- RECORDS PROVIDED:
★ ★ ★

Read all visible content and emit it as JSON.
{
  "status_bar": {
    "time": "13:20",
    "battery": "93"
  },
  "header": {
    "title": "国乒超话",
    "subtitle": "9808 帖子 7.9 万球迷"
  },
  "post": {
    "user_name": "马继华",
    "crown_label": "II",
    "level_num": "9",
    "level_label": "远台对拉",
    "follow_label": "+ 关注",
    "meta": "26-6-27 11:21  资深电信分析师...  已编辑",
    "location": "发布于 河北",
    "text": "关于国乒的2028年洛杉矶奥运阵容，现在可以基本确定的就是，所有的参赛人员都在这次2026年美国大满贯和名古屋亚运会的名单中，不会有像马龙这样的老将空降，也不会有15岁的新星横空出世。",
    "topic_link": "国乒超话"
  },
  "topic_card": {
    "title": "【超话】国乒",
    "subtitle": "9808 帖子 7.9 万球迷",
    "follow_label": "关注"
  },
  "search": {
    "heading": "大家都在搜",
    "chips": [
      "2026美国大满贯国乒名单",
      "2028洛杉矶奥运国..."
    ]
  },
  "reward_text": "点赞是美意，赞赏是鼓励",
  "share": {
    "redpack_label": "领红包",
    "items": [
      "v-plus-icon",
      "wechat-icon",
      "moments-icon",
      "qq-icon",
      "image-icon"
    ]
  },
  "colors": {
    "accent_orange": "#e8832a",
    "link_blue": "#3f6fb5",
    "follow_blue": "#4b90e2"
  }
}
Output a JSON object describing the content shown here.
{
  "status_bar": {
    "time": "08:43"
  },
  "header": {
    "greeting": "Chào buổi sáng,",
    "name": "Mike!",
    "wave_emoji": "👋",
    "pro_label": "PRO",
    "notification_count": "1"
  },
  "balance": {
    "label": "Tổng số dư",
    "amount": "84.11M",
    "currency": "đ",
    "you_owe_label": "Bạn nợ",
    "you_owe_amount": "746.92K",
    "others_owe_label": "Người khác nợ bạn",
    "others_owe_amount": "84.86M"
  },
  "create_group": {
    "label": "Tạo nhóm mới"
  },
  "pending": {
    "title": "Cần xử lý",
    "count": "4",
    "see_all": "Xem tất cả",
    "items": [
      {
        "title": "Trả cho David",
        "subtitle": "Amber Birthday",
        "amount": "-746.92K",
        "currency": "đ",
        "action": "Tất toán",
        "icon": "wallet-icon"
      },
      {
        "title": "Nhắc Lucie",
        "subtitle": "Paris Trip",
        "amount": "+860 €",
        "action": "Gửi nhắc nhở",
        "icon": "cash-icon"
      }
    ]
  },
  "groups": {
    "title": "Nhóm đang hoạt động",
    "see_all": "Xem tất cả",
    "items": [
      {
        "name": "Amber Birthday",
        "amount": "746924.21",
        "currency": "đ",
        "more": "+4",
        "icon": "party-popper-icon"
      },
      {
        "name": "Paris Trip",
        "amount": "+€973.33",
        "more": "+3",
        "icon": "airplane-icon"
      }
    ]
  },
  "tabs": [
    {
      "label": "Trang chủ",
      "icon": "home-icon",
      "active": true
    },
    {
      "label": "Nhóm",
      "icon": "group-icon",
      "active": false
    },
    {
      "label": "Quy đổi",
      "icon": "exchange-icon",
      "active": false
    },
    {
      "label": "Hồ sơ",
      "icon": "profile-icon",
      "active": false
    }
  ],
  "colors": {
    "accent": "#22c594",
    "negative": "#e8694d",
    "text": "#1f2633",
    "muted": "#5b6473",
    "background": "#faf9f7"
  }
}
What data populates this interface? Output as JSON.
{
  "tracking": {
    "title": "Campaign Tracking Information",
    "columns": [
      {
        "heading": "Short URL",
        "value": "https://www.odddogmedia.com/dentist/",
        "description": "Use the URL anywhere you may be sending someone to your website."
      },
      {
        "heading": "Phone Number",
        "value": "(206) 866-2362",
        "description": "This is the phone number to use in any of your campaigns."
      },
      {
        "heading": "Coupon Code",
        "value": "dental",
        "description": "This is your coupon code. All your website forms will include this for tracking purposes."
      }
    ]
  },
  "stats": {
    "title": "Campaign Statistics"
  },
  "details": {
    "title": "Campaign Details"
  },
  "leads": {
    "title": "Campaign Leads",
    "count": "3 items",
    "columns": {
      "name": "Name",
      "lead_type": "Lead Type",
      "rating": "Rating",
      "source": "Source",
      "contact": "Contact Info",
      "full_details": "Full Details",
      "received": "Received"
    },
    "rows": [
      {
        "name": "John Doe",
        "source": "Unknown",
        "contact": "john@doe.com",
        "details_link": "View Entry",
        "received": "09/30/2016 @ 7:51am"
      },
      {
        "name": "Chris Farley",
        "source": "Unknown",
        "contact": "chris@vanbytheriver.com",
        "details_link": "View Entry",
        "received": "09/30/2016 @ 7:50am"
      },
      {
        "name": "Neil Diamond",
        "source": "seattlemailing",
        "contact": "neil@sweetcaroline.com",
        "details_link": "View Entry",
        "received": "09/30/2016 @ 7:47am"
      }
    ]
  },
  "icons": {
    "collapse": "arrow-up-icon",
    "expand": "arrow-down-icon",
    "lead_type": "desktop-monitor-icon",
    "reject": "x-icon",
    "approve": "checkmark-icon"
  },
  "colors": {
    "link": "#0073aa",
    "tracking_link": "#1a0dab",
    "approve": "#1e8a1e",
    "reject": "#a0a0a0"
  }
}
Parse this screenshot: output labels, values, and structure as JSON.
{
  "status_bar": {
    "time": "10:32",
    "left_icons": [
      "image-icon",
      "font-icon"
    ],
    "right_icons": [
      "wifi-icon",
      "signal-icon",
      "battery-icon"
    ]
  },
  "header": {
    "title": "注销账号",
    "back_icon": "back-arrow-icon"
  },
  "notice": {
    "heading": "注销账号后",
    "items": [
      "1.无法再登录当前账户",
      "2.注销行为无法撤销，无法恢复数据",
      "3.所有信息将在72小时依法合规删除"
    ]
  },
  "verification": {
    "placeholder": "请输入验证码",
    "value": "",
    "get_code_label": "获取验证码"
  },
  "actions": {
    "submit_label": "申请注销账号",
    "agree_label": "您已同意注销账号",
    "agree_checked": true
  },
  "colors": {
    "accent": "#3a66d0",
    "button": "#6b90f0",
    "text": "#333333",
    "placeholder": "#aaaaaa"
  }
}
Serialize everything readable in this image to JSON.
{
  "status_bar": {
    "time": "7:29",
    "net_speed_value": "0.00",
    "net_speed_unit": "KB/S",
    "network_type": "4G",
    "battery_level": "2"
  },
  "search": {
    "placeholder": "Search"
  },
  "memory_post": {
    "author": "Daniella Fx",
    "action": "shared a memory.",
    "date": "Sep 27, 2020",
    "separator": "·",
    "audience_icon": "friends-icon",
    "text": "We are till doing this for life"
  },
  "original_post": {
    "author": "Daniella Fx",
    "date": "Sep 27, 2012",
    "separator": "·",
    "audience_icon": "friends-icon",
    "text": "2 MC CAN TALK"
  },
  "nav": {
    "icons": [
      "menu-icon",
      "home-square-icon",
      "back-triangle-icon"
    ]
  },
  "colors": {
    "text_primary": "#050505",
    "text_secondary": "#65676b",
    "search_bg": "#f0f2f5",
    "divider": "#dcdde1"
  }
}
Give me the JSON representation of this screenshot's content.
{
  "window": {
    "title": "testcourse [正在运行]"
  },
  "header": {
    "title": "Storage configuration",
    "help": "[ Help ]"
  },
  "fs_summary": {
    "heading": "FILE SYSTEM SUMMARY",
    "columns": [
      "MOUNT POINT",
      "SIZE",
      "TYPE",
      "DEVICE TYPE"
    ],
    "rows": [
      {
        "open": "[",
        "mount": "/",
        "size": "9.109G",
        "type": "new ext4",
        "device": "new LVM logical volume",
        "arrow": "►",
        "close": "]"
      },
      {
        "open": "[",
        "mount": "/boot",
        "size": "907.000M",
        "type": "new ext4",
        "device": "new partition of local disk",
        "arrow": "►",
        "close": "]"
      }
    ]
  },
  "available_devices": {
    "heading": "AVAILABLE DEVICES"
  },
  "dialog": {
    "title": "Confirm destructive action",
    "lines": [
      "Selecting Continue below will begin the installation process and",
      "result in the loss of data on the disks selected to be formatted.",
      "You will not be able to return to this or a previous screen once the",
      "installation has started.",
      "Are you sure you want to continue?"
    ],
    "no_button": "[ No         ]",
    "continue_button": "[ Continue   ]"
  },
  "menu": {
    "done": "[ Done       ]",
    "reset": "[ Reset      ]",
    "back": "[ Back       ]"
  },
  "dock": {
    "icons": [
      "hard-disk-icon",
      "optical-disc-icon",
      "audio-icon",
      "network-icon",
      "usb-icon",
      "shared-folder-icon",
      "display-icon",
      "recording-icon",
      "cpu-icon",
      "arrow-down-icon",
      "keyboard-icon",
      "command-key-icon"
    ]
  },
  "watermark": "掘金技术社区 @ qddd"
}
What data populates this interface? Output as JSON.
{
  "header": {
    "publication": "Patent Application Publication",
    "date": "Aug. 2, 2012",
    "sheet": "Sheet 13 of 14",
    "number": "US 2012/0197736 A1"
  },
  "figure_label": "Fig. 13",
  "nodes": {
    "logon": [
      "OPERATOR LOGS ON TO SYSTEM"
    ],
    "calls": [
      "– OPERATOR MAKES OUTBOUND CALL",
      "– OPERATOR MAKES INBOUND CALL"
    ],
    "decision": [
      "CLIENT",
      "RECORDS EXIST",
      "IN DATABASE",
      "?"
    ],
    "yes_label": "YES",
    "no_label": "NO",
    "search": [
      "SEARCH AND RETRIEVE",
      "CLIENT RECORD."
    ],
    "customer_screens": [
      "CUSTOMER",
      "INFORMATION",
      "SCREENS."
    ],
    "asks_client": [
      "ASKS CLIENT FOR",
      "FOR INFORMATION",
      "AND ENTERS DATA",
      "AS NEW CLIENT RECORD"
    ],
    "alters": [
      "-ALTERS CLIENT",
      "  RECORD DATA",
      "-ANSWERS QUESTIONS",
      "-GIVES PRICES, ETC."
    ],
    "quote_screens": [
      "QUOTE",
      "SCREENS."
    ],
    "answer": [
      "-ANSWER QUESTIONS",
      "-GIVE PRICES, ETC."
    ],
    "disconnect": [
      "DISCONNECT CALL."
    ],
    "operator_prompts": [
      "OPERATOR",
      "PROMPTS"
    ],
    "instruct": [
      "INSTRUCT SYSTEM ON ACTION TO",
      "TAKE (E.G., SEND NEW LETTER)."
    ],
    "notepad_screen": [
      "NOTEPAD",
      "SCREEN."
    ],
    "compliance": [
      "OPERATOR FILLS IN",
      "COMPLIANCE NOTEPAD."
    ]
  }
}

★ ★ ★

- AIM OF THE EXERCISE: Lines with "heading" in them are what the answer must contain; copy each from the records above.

- SOLUTION TO THIS TASK:
    "heading": "大家都在搜",
        "heading": "Short URL",
        "heading": "Phone Number",
        "heading": "Coupon Code",
    "heading": "注销账号后",
    "heading": "FILE SYSTEM SUMMARY",
    "heading": "AVAILABLE DEVICES"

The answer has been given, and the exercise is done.